> _Task_:
The expected output is an exact restatement of all the records.

> _Recorded data_:

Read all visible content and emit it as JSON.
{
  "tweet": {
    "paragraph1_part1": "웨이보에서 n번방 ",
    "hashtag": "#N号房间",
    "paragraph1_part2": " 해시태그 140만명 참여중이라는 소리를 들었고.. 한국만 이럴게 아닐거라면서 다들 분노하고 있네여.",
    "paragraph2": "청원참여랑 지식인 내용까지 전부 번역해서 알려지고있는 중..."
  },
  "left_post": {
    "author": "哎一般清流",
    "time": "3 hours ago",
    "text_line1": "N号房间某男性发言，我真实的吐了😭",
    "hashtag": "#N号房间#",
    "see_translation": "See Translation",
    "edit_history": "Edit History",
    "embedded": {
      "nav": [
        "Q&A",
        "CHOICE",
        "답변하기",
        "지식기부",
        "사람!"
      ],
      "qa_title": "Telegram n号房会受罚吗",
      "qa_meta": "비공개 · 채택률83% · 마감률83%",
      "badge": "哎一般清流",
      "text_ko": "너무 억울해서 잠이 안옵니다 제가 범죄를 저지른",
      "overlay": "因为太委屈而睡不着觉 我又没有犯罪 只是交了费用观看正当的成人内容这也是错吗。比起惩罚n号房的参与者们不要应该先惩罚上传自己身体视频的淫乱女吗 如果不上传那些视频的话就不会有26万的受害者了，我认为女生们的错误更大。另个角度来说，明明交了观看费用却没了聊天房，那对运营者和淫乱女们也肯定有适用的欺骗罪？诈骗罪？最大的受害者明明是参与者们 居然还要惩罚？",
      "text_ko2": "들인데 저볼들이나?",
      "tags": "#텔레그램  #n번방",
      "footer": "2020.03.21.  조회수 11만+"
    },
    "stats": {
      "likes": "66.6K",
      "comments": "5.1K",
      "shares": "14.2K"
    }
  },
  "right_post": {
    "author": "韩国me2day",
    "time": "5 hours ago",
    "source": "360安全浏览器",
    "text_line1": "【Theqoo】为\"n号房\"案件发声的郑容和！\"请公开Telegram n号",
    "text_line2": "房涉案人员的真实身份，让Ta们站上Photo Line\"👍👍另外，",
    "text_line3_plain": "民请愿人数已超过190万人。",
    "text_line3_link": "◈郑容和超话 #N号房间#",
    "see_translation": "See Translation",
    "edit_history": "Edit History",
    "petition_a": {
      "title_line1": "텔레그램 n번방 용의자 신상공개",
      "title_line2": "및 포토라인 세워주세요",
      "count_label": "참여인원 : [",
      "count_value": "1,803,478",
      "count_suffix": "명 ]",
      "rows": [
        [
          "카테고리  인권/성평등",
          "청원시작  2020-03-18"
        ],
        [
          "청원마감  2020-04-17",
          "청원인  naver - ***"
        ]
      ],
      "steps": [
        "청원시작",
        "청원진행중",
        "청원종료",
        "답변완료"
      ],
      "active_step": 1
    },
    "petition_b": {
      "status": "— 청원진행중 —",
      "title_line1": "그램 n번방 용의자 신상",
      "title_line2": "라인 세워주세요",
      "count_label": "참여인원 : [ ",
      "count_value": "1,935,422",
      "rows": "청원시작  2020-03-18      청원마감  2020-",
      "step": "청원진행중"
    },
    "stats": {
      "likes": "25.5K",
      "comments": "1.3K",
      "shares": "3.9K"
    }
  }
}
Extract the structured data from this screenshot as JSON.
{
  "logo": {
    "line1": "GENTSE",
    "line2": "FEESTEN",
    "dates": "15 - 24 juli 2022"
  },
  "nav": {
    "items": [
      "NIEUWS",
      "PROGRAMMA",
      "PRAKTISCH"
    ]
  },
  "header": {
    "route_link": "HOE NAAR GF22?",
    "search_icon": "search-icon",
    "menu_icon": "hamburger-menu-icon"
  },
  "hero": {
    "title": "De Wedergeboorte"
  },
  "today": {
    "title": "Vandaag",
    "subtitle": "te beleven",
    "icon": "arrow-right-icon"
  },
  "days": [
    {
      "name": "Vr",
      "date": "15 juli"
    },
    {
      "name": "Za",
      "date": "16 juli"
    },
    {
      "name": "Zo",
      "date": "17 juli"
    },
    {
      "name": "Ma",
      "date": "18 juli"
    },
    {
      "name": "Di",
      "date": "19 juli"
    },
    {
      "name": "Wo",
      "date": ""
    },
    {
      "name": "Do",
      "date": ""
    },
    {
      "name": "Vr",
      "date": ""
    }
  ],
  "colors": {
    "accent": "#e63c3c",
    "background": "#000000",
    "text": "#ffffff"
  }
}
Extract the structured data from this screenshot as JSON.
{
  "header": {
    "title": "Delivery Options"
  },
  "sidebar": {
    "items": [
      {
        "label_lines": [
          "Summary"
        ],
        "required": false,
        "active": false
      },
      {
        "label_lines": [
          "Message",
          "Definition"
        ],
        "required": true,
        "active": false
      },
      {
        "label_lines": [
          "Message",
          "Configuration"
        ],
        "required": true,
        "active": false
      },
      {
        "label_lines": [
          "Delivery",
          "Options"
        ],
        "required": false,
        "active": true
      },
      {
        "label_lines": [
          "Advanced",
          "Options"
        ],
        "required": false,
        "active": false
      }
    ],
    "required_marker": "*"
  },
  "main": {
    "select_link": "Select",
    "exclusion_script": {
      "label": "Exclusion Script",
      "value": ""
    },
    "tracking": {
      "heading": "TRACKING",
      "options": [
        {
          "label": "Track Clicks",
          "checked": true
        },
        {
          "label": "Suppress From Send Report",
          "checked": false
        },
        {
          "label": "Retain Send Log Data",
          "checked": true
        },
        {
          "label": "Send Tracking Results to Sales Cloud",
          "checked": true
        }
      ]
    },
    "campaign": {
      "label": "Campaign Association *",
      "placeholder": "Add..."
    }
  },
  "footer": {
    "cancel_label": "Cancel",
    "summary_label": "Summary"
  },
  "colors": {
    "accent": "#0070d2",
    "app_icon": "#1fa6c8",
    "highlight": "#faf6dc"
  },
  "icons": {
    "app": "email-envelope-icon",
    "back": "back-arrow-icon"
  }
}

> _Task solution_:
Read all visible content and emit it as JSON.
{
  "tweet": {
    "paragraph1_part1": "웨이보에서 n번방 ",
    "hashtag": "#N号房间",
    "paragraph1_part2": " 해시태그 140만명 참여중이라는 소리를 들었고.. 한국만 이럴게 아닐거라면서 다들 분노하고 있네여.",
    "paragraph2": "청원참여랑 지식인 내용까지 전부 번역해서 알려지고있는 중..."
  },
  "left_post": {
    "author": "哎一般清流",
    "time": "3 hours ago",
    "text_line1": "N号房间某男性发言，我真实的吐了😭",
    "hashtag": "#N号房间#",
    "see_translation": "See Translation",
    "edit_history": "Edit History",
    "embedded": {
      "nav": [
        "Q&A",
        "CHOICE",
        "답변하기",
        "지식기부",
        "사람!"
      ],
      "qa_title": "Telegram n号房会受罚吗",
      "qa_meta": "비공개 · 채택률83% · 마감률83%",
      "badge": "哎一般清流",
      "text_ko": "너무 억울해서 잠이 안옵니다 제가 범죄를 저지른",
      "overlay": "因为太委屈而睡不着觉 我又没有犯罪 只是交了费用观看正当的成人内容这也是错吗。比起惩罚n号房的参与者们不要应该先惩罚上传自己身体视频的淫乱女吗 如果不上传那些视频的话就不会有26万的受害者了，我认为女生们的错误更大。另个角度来说，明明交了观看费用却没了聊天房，那对运营者和淫乱女们也肯定有适用的欺骗罪？诈骗罪？最大的受害者明明是参与者们 居然还要惩罚？",
      "text_ko2": "들인데 저볼들이나?",
      "tags": "#텔레그램  #n번방",
      "footer": "2020.03.21.  조회수 11만+"
    },
    "stats": {
      "likes": "66.6K",
      "comments": "5.1K",
      "shares": "14.2K"
    }
  },
  "right_post": {
    "author": "韩国me2day",
    "time": "5 hours ago",
    "source": "360安全浏览器",
    "text_line1": "【Theqoo】为\"n号房\"案件发声的郑容和！\"请公开Telegram n号",
    "text_line2": "房涉案人员的真实身份，让Ta们站上Photo Line\"👍👍另外，",
    "text_line3_plain": "民请愿人数已超过190万人。",
    "text_line3_link": "◈郑容和超话 #N号房间#",
    "see_translation": "See Translation",
    "edit_history": "Edit History",
    "petition_a": {
      "title_line1": "텔레그램 n번방 용의자 신상공개",
      "title_line2": "및 포토라인 세워주세요",
      "count_label": "참여인원 : [",
      "count_value": "1,803,478",
      "count_suffix": "명 ]",
      "rows": [
        [
          "카테고리  인권/성평등",
          "청원시작  2020-03-18"
        ],
        [
          "청원마감  2020-04-17",
          "청원인  naver - ***"
        ]
      ],
      "steps": [
        "청원시작",
        "청원진행중",
        "청원종료",
        "답변완료"
      ],
      "active_step": 1
    },
    "petition_b": {
      "status": "— 청원진행중 —",
      "title_line1": "그램 n번방 용의자 신상",
      "title_line2": "라인 세워주세요",
      "count_label": "참여인원 : [ ",
      "count_value": "1,935,422",
      "rows": "청원시작  2020-03-18      청원마감  2020-",
      "step": "청원진행중"
    },
    "stats": {
      "likes": "25.5K",
      "comments": "1.3K",
      "shares": "3.9K"
    }
  }
}
Extract the structured data from this screenshot as JSON.
{
  "logo": {
    "line1": "GENTSE",
    "line2": "FEESTEN",
    "dates": "15 - 24 juli 2022"
  },
  "nav": {
    "items": [
      "NIEUWS",
      "PROGRAMMA",
      "PRAKTISCH"
    ]
  },
  "header": {
    "route_link": "HOE NAAR GF22?",
    "search_icon": "search-icon",
    "menu_icon": "hamburger-menu-icon"
  },
  "hero": {
    "title": "De Wedergeboorte"
  },
  "today": {
    "title": "Vandaag",
    "subtitle": "te beleven",
    "icon": "arrow-right-icon"
  },
  "days": [
    {
      "name": "Vr",
      "date": "15 juli"
    },
    {
      "name": "Za",
      "date": "16 juli"
    },
    {
      "name": "Zo",
      "date": "17 juli"
    },
    {
      "name": "Ma",
      "date": "18 juli"
    },
    {
      "name": "Di",
      "date": "19 juli"
    },
    {
      "name": "Wo",
      "date": ""
    },
    {
      "name": "Do",
      "date": ""
    },
    {
      "name": "Vr",
      "date": ""
    }
  ],
  "colors": {
    "accent": "#e63c3c",
    "background": "#000000",
    "text": "#ffffff"
  }
}
Extract the structured data from this screenshot as JSON.
{
  "header": {
    "title": "Delivery Options"
  },
  "sidebar": {
    "items": [
      {
        "label_lines": [
          "Summary"
        ],
        "required": false,
        "active": false
      },
      {
        "label_lines": [
          "Message",
          "Definition"
        ],
        "required": true,
        "active": false
      },
      {
        "label_lines": [
          "Message",
          "Configuration"
        ],
        "required": true,
        "active": false
      },
      {
        "label_lines": [
          "Delivery",
          "Options"
        ],
        "required": false,
        "active": true
      },
      {
        "label_lines": [
          "Advanced",
          "Options"
        ],
        "required": false,
        "active": false
      }
    ],
    "required_marker": "*"
  },
  "main": {
    "select_link": "Select",
    "exclusion_script": {
      "label": "Exclusion Script",
      "value": ""
    },
    "tracking": {
      "heading": "TRACKING",
      "options": [
        {
          "label": "Track Clicks",
          "checked": true
        },
        {
          "label": "Suppress From Send Report",
          "checked": false
        },
        {
          "label": "Retain Send Log Data",
          "checked": true
        },
        {
          "label": "Send Tracking Results to Sales Cloud",
          "checked": true
        }
      ]
    },
    "campaign": {
      "label": "Campaign Association *",
      "placeholder": "Add..."
    }
  },
  "footer": {
    "cancel_label": "Cancel",
    "summary_label": "Summary"
  },
  "colors": {
    "accent": "#0070d2",
    "app_icon": "#1fa6c8",
    "highlight": "#faf6dc"
  },
  "icons": {
    "app": "email-envelope-icon",
    "back": "back-arrow-icon"
  }
}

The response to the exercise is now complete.